--- START ---
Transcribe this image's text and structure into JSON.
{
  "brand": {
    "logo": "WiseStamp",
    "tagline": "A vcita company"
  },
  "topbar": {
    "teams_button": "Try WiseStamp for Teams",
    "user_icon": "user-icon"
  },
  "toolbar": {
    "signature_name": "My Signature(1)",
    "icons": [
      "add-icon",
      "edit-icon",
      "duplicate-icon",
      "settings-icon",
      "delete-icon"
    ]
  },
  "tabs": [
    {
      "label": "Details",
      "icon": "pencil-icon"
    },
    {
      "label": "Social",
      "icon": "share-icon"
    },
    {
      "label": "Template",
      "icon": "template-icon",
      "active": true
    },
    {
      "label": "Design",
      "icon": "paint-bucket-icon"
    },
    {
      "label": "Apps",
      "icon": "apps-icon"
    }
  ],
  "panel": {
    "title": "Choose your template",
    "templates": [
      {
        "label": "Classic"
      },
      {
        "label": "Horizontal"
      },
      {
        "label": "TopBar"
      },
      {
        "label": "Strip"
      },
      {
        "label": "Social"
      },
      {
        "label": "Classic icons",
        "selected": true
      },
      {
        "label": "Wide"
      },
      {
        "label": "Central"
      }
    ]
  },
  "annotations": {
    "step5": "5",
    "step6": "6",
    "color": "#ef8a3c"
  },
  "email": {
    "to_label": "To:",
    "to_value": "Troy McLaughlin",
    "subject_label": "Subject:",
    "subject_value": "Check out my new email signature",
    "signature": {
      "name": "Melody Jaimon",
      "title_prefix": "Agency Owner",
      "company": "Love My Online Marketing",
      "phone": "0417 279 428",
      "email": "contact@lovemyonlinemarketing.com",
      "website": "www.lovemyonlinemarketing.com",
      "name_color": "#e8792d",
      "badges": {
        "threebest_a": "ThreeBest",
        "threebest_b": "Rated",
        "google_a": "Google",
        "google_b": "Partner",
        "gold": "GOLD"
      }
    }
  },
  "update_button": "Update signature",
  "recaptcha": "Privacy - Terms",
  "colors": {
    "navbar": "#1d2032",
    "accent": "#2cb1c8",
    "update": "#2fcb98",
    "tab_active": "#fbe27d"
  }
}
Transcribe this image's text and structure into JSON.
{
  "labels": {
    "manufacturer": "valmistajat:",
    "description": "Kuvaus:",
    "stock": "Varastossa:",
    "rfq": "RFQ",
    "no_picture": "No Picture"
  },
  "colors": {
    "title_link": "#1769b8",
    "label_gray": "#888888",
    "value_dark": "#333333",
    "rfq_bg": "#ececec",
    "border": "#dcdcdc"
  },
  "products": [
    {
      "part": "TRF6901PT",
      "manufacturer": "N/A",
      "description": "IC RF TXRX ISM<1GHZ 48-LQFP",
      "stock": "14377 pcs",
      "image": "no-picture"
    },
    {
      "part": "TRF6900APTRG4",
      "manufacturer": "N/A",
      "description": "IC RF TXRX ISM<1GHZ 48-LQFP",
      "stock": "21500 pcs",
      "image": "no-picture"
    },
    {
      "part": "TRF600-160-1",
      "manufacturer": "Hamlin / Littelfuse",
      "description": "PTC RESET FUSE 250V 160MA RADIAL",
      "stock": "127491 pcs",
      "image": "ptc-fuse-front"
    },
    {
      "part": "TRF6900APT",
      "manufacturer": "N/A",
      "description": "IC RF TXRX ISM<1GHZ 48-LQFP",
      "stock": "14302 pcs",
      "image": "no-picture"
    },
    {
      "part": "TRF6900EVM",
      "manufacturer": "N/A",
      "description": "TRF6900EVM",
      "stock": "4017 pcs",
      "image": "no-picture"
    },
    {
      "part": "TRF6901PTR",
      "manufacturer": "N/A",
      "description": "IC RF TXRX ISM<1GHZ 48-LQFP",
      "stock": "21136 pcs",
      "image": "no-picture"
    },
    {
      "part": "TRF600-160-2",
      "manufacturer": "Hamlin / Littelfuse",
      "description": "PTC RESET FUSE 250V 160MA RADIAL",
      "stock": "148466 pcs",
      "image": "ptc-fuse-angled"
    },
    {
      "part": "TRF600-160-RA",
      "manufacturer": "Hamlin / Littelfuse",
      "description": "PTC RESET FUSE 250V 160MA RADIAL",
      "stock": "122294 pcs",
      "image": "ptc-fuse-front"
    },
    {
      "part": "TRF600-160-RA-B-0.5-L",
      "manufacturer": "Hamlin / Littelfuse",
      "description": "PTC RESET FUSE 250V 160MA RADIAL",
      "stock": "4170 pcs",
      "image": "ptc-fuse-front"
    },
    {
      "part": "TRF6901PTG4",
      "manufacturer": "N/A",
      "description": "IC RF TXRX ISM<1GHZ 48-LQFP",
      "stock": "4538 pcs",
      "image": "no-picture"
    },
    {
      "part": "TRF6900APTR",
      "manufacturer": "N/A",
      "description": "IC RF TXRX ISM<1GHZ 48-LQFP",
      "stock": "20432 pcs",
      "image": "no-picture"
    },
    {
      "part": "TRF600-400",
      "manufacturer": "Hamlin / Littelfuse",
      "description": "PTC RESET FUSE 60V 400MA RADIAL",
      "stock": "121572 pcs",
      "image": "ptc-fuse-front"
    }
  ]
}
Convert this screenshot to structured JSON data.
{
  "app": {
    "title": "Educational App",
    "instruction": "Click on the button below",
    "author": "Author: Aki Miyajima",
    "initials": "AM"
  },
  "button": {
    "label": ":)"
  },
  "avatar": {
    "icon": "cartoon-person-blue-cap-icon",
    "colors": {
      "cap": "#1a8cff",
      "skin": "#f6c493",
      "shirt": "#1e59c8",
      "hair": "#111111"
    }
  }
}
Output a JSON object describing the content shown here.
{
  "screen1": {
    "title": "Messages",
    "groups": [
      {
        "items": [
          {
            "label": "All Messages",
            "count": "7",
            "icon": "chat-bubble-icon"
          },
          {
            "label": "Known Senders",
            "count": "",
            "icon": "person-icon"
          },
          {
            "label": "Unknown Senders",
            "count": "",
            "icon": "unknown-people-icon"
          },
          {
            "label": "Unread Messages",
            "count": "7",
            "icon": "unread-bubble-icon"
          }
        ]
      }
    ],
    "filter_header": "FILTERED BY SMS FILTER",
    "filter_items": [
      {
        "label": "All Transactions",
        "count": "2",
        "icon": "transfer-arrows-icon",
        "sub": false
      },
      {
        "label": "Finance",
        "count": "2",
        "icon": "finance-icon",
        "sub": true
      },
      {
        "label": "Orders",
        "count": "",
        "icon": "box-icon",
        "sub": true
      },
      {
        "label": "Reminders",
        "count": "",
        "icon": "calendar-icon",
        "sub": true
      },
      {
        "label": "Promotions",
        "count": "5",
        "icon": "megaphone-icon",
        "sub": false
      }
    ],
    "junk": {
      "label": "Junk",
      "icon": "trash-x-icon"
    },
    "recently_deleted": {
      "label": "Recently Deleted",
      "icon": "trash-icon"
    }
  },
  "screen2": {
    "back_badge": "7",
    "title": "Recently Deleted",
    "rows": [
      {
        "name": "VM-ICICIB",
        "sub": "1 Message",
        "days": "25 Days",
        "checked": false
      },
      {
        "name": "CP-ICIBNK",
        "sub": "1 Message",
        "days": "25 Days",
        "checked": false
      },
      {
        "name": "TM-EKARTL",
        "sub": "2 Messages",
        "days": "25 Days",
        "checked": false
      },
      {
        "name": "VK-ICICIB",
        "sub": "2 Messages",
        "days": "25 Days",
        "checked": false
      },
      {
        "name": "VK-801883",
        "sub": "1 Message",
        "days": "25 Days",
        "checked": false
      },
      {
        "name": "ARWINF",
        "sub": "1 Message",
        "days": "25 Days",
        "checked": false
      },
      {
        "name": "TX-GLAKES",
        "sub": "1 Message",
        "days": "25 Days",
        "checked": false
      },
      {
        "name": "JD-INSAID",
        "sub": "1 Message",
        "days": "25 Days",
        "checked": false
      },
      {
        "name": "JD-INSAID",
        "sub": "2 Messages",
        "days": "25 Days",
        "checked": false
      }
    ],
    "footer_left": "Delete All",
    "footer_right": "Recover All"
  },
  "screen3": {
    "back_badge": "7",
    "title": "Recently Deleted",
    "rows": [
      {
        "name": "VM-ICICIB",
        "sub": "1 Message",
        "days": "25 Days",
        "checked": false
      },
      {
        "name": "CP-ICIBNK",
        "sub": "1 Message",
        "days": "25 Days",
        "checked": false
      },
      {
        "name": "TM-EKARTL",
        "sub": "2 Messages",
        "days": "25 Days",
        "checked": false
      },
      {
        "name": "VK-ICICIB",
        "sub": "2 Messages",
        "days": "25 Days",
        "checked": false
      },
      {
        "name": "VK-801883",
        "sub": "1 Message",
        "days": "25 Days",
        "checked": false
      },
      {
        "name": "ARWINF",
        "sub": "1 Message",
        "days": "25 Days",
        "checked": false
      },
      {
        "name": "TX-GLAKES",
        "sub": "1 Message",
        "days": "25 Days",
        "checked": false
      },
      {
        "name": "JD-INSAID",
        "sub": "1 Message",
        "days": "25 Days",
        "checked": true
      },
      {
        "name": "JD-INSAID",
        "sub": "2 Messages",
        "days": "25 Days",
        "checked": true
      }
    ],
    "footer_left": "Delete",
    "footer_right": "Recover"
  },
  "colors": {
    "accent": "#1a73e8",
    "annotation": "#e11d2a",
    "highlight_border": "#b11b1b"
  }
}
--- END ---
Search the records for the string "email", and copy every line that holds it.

■ Task answer
  "email": {
    "subject_value": "Check out my new email signature",
      "email": "contact@lovemyonlinemarketing.com",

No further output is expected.